Derived from the Arabic word “Zellige”, meaning “polished stone”, the word “Azulejo” shows the unmistakable Arabic origins of Portuguese Tiles; interlocking curvilinear, geometric or florar motifs that imitate the original Roman mosaics are at the base of the “Azulejo” art.
Portuguese Tiles reflect Portugal’s multicultural past
In the 13th century, the Spanish city of Seville became the centre of tile production in the Iberian Peninsula, remaining so until the 15th century when, after an official visit to the City on 1503, King Manuel I brought tiles into Portugal as he decorated the Sintra National Palace (where the cuenca tiles depicting his famous armillary sphere can be found), and tile production was widely adopted throughout the country.
In the 19th and early 20th centuries, tiles were produced in three major factories – Lisbon, Porto and Aveiro – and used all around to decorate buildings’ facades, railway stations, stores, markets and houses, with famous artists such as Rafael Bordalo Pinheiro and Jorge Colaço rising to fame.
That’s why when you’re in Lisbon, you should always look up and around, as Portuguese Tiles started to be integrated into modern aesthetic and in architectural and urban projects, with famous artists such as Jorge Barradas, Querubim Lapa, Eduardo Nery and Maria Keil leading the way with their signature styles.
One of the world’s great decorative art traditions still in as much in fashion today as it was centuries ago, adorning a wide range of Portuguese buildings, from homes to palaces and churches, the “Azulejos” reflect Portugal’s multicultural past, from the Moorish influences in its inception, to the baroque period and the more modern works in Lisbon’s subway stations. Such a rich tradition can be viewed in full at Lisbon’s world-renowned Tile Museum or by roaming around its streets – some of our favourite places to go to are Largo Rafael Bordalo Pinheiro, in Chiado, Fábrica Viúva Lamego in Largo do Intendente, Palácio dos Marqueses da Fronteira, Mosteiro de São Vicente de Fora and Palácio Nacional de Sintra, just outside of Lisbon.
For top-quality tiles, from the 15th century Moorish style to 20th century Art Deco, head to Solar, a small shop in Príncipe Real that specializes in the trade.

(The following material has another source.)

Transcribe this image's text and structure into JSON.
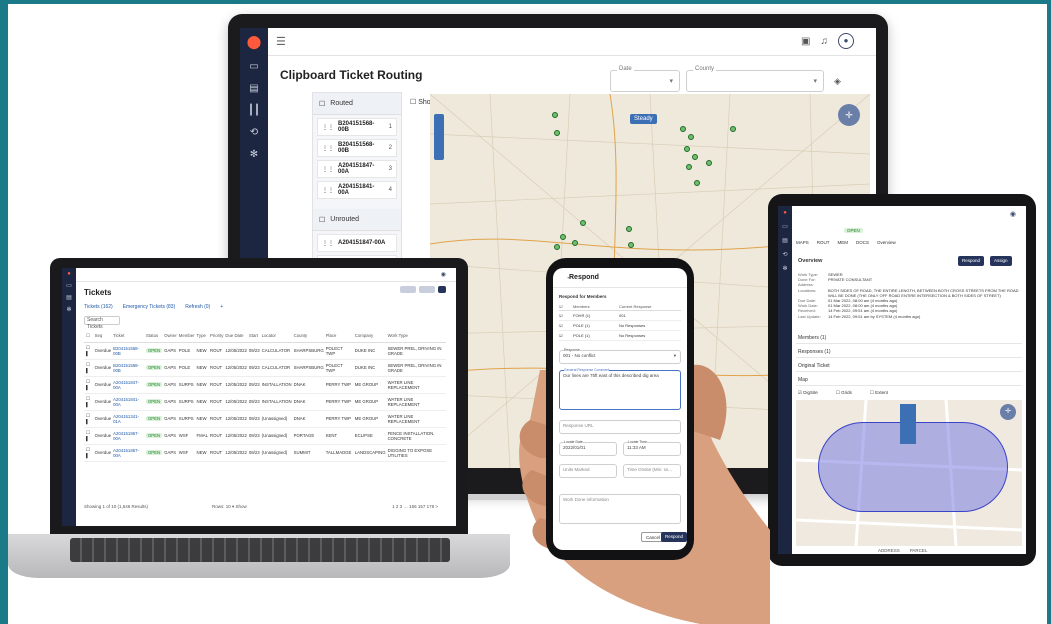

In fact, the “Azulejos” carried such important artistic value that some of the very best were selected to be included in our own hotel; the aforementioned Jorge Barradas and Querubim Lapa were both involved in its decoration, artists whose artworks you can still see today across the hotel.